Blini – or Blinchiki in the diminutive and Blin (singular) – are thin Russian crepes. Nowadays, Blini also refers to a much smaller, leavened pancake made in some Western countries.
From the point of view of ingredients, Russian crepes and French crepes are essentially identical. The batter proportions may be slightly different, but the concept of a runny, unleavened batter fried in a hot pan is the same.
To make Russian blini, combine the batter ingredients in a mixing bowl and whisk the batter well. Heat some oil in a hot pan and pour in the batter. Fry for a few minutes until golden brown, then flip until brown on the other side and the batter is fully cooked. Serve sweet with jam, syrup, or other fruit, or savory with sour cream.
If you enjoyed this recipe for Russian blini, here are some other tasty recipes that you may want to try:
- Syrniki (Cheese Pancakes)
- Pelmeni (Russian Dumplings)
- Oladi (Russian Pancakes)
- Ponchiki (Russian Cheese Donut Holes)
Blini (Russian Crepes)
- 2 eggs
- 3 tablespoons granulated sugar
- 1/2 cup all-purpose flour
- 1 1/2 cups milk
- 2 tablespoons vegetable oil, more for frying
- 1 teaspoon ground cinnamon
- 1/5 teaspoon salt
- Beat the eggs in a deep bowl, then add the sugar, salt and ground cinnamon. You can also add a splash of vanilla extract to the crepe batter. Beat thoroughly with a whisk or electric mixer.2 eggs, 3 tablespoons granulated sugar, 1/5 teaspoon salt, 1 teaspoon ground cinnamon
- Add half the milk (3/4 cup) and all the flour to the bowl. Mix thoroughly until you have a thick batter without lumps. Then add the oil.1/2 cup all-purpose flour, 1 1/2 cups milk, 2 tablespoons vegetable oil
- Gradually add the remaining milk while whisking. The crepe batter should be quite liquid, but not like water or milk. It will be similar in thickness to beaten eggs for scrambled eggs. Let the batter sit for half an hour to allow the flour to swell. Stir again before frying the blini.1 1/2 cups milk
- Grease the pan with vegetable oil to fry the first crepes. Heat it up, then pour a small amount of batter and spread it over the pan, turning it in a circular motion. Fry over medium heat for 2-3 minutes until the edges of the crepes turn dark orange.
- Using a spatula, carefully flip the crepe to the other side and fry for 1 more minute.
- Transfer the fried crepes to a plate, forming a stack. You can brush each crepe with a little bit of butter if you like. This will make them softer and more tender, but also more greasy. Repeat until you have used up all the batter (it should make between 15 and 20 blini).
- You can serve the blini with jam, sour cream, condensed milk, syrup or other toppings of your choice. Enjoy!
- You can use brown sugar instead of granulated sugar.

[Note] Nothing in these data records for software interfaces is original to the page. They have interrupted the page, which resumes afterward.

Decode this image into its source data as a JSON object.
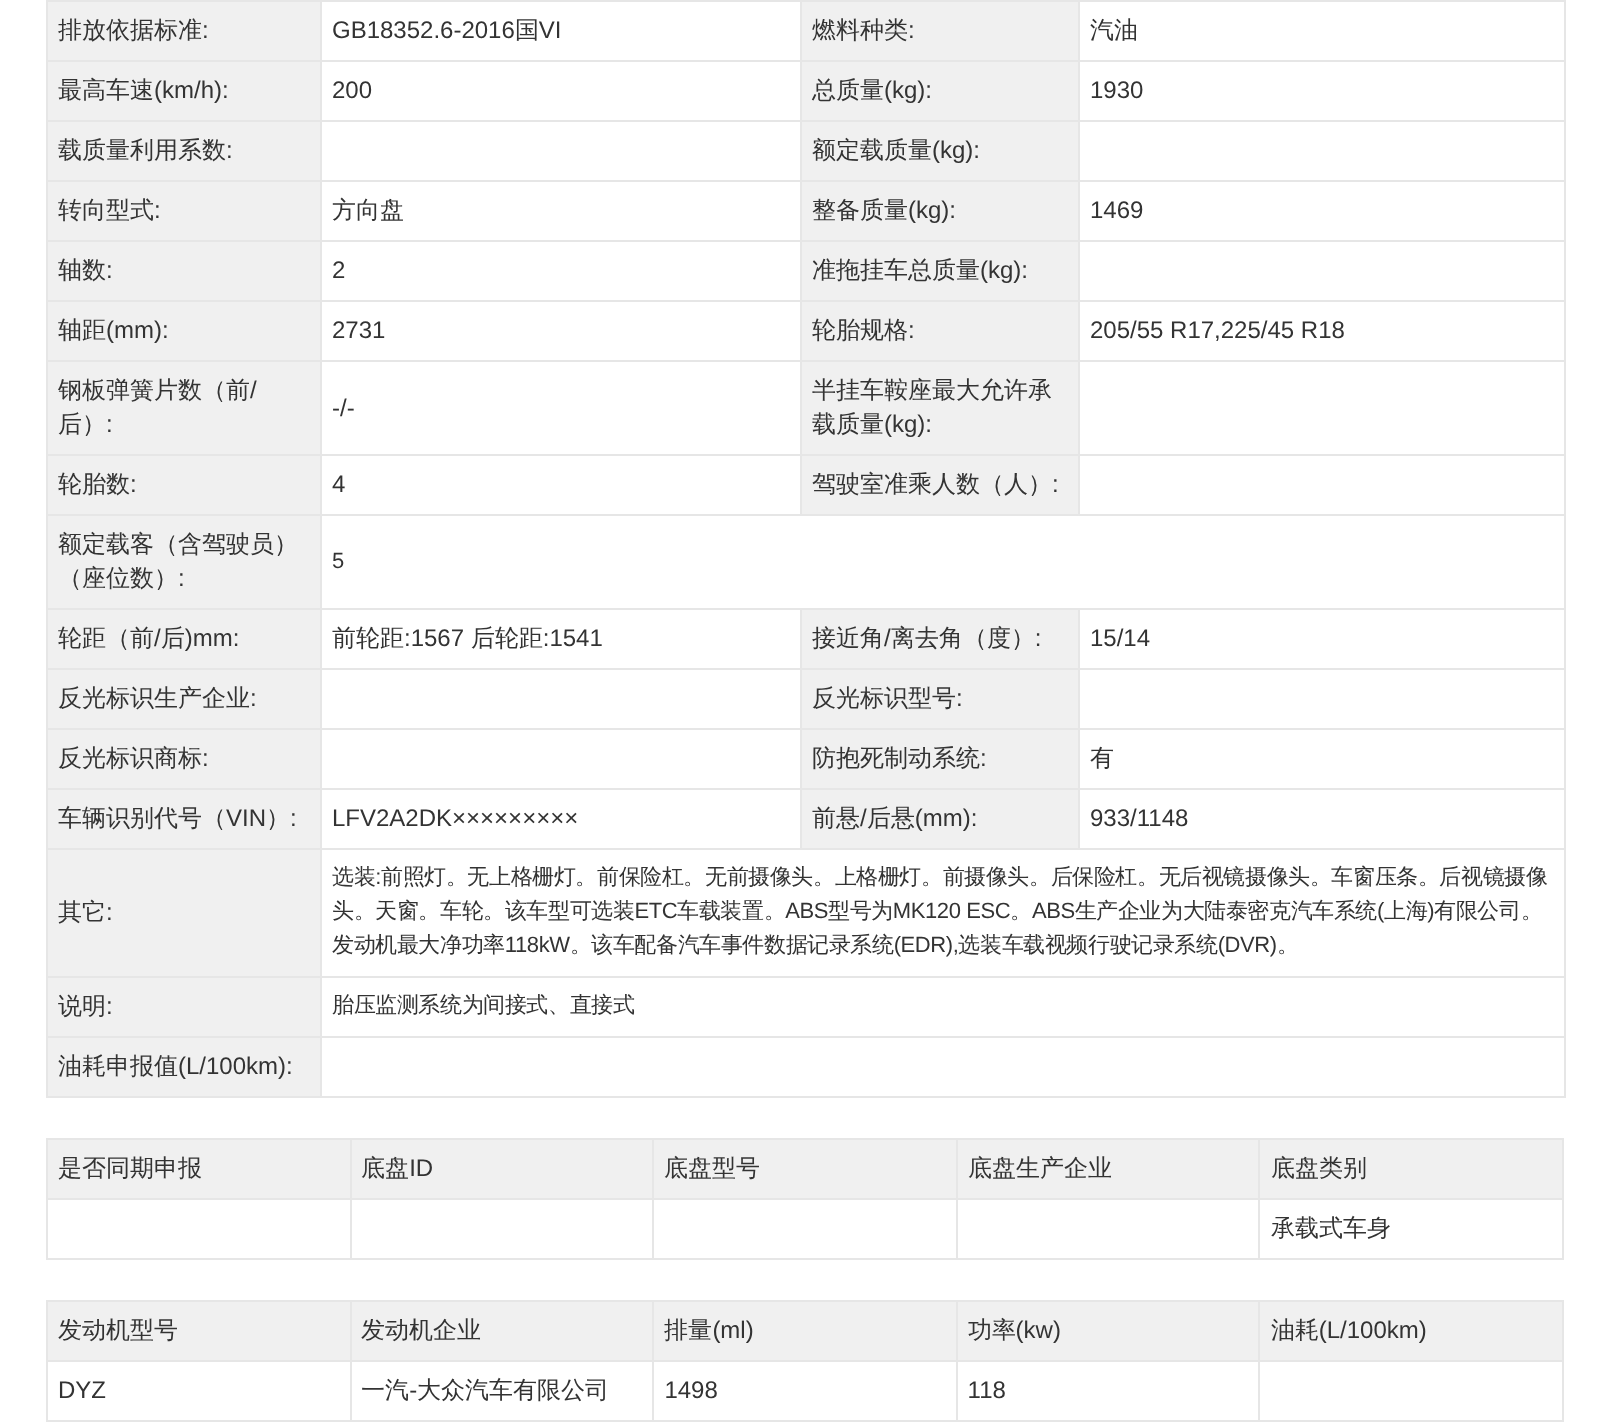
{
  "spec_table": {
    "rows": [
      {
        "cells": [
          {
            "kind": "label",
            "text": "排放依据标准:"
          },
          {
            "kind": "value",
            "text": "GB18352.6-2016国VI"
          },
          {
            "kind": "label",
            "text": "燃料种类:"
          },
          {
            "kind": "value",
            "text": "汽油"
          }
        ]
      },
      {
        "cells": [
          {
            "kind": "label",
            "text": "最高车速(km/h):"
          },
          {
            "kind": "value",
            "text": "200"
          },
          {
            "kind": "label",
            "text": "总质量(kg):"
          },
          {
            "kind": "value",
            "text": "1930"
          }
        ]
      },
      {
        "cells": [
          {
            "kind": "label",
            "text": "载质量利用系数:"
          },
          {
            "kind": "value"
          },
          {
            "kind": "label",
            "text": "额定载质量(kg):"
          },
          {
            "kind": "value"
          }
        ]
      },
      {
        "cells": [
          {
            "kind": "label",
            "text": "转向型式:"
          },
          {
            "kind": "value",
            "text": "方向盘"
          },
          {
            "kind": "label",
            "text": "整备质量(kg):"
          },
          {
            "kind": "value",
            "text": "1469"
          }
        ]
      },
      {
        "cells": [
          {
            "kind": "label",
            "text": "轴数:"
          },
          {
            "kind": "value",
            "text": "2"
          },
          {
            "kind": "label",
            "text": "准拖挂车总质量(kg):"
          },
          {
            "kind": "value"
          }
        ]
      },
      {
        "cells": [
          {
            "kind": "label",
            "text": "轴距(mm):"
          },
          {
            "kind": "value",
            "text": "2731"
          },
          {
            "kind": "label",
            "text": "轮胎规格:"
          },
          {
            "kind": "value",
            "text": "205/55 R17,225/45 R18"
          }
        ]
      },
      {
        "cells": [
          {
            "kind": "label",
            "text": "钢板弹簧片数（前/后）:"
          },
          {
            "kind": "value",
            "text": "-/-"
          },
          {
            "kind": "label",
            "text": "半挂车鞍座最大允许承载质量(kg):"
          },
          {
            "kind": "value"
          }
        ]
      },
      {
        "cells": [
          {
            "kind": "label",
            "text": "轮胎数:"
          },
          {
            "kind": "value",
            "text": "4"
          },
          {
            "kind": "label",
            "text": "驾驶室准乘人数（人）:"
          },
          {
            "kind": "value"
          }
        ]
      },
      {
        "cells": [
          {
            "kind": "label",
            "text": "额定载客（含驾驶员）（座位数）:"
          },
          {
            "kind": "wide",
            "text": "5",
            "colspan": 3
          }
        ]
      },
      {
        "cells": [
          {
            "kind": "label",
            "text": "轮距（前/后)mm:"
          },
          {
            "kind": "value",
            "text": "前轮距:1567 后轮距:1541"
          },
          {
            "kind": "label",
            "text": "接近角/离去角（度）:"
          },
          {
            "kind": "value",
            "text": "15/14"
          }
        ]
      },
      {
        "cells": [
          {
            "kind": "label",
            "text": "反光标识生产企业:"
          },
          {
            "kind": "value"
          },
          {
            "kind": "label",
            "text": "反光标识型号:"
          },
          {
            "kind": "value"
          }
        ]
      },
      {
        "cells": [
          {
            "kind": "label",
            "text": "反光标识商标:"
          },
          {
            "kind": "value"
          },
          {
            "kind": "label",
            "text": "防抱死制动系统:"
          },
          {
            "kind": "value",
            "text": "有"
          }
        ]
      },
      {
        "cells": [
          {
            "kind": "label",
            "text": "车辆识别代号（VIN）:"
          },
          {
            "kind": "value",
            "text": "LFV2A2DK×××××××××"
          },
          {
            "kind": "label",
            "text": "前悬/后悬(mm):"
          },
          {
            "kind": "value",
            "text": "933/1148"
          }
        ]
      },
      {
        "cells": [
          {
            "kind": "label",
            "text": "其它:"
          },
          {
            "kind": "wide",
            "colspan": 3,
            "text": "选装:前照灯。无上格栅灯。前保险杠。无前摄像头。上格栅灯。前摄像头。后保险杠。无后视镜摄像头。车窗压条。后视镜摄像头。天窗。车轮。该车型可选装ETC车载装置。ABS型号为MK120 ESC。ABS生产企业为大陆泰密克汽车系统(上海)有限公司。发动机最大净功率118kW。该车配备汽车事件数据记录系统(EDR),选装车载视频行驶记录系统(DVR)。"
          }
        ]
      },
      {
        "cells": [
          {
            "kind": "label",
            "text": "说明:"
          },
          {
            "kind": "wide",
            "text": "胎压监测系统为间接式、直接式",
            "colspan": 3
          }
        ]
      },
      {
        "cells": [
          {
            "kind": "label",
            "text": "油耗申报值(L/100km):"
          },
          {
            "kind": "wide",
            "colspan": 3
          }
        ]
      }
    ]
  },
  "chassis_table": {
    "columns": [
      "是否同期申报",
      "底盘ID",
      "底盘型号",
      "底盘生产企业",
      "底盘类别"
    ],
    "rows": [
      {
        "cells": [
          {},
          {},
          {},
          {},
          {
            "text": "承载式车身"
          }
        ]
      }
    ]
  },
  "engine_table": {
    "columns": [
      "发动机型号",
      "发动机企业",
      "排量(ml)",
      "功率(kw)",
      "油耗(L/100km)"
    ],
    "rows": [
      {
        "cells": [
          {
            "text": "DYZ"
          },
          {
            "text": "一汽-大众汽车有限公司"
          },
          {
            "text": "1498"
          },
          {
            "text": "118"
          },
          {}
        ]
      }
    ]
  }
}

- You can also use almond, cashew, soy or oat drink instead of cow’s milk. Keep in mind that it may change the flavor slightly.

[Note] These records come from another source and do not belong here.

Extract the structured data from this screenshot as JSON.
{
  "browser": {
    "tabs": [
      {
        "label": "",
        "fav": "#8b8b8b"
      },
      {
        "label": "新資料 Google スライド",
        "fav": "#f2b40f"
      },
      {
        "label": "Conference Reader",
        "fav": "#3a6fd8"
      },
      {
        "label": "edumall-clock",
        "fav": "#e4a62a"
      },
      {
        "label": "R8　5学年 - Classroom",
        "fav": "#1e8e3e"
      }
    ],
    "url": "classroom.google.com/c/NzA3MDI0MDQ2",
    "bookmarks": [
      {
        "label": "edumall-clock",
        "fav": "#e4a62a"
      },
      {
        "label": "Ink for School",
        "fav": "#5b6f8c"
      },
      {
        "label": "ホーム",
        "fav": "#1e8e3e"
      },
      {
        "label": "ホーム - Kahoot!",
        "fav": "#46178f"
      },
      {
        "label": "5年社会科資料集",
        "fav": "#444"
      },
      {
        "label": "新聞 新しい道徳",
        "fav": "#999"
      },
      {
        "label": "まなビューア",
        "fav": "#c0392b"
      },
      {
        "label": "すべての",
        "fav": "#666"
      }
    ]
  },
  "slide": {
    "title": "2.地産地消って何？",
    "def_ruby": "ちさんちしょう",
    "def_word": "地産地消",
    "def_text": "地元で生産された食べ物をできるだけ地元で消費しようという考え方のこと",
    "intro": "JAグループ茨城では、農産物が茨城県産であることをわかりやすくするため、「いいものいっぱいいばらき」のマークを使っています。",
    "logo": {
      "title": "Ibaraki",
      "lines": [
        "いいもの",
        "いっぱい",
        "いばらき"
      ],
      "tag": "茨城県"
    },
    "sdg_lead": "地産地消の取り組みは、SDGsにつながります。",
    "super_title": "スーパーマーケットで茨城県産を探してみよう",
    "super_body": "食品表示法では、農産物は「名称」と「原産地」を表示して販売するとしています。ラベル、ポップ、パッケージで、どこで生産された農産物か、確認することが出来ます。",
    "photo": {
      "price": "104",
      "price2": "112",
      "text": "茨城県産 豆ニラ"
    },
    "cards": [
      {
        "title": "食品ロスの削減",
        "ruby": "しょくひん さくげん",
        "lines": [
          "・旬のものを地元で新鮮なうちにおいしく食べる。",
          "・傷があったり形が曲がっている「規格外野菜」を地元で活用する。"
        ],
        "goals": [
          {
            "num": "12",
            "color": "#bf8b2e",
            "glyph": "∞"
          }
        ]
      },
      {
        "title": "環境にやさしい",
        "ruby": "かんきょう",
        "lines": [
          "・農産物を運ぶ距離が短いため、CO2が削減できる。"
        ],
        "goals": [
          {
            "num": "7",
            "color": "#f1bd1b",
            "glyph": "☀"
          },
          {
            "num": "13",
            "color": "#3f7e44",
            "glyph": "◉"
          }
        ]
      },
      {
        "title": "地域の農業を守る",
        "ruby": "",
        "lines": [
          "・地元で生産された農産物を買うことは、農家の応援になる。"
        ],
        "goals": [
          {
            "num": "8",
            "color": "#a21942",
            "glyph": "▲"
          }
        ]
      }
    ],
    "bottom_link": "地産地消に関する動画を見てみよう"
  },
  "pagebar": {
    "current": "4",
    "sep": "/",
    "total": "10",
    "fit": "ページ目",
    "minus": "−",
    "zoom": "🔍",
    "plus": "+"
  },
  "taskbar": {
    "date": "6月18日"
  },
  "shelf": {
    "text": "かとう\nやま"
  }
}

- If the pan has a bad coating, it is best to add a little more oil after frying each crepe.
- Some of the flour can be replaced with whole wheat or buckwheat flour. However, if the pan is poorly coated, the crepes may stick to the surface during frying.
This nutritional information has been estimated by an online nutrition calculator. It should only be seen as a rough calculation and not a replacement for professional dietary advice.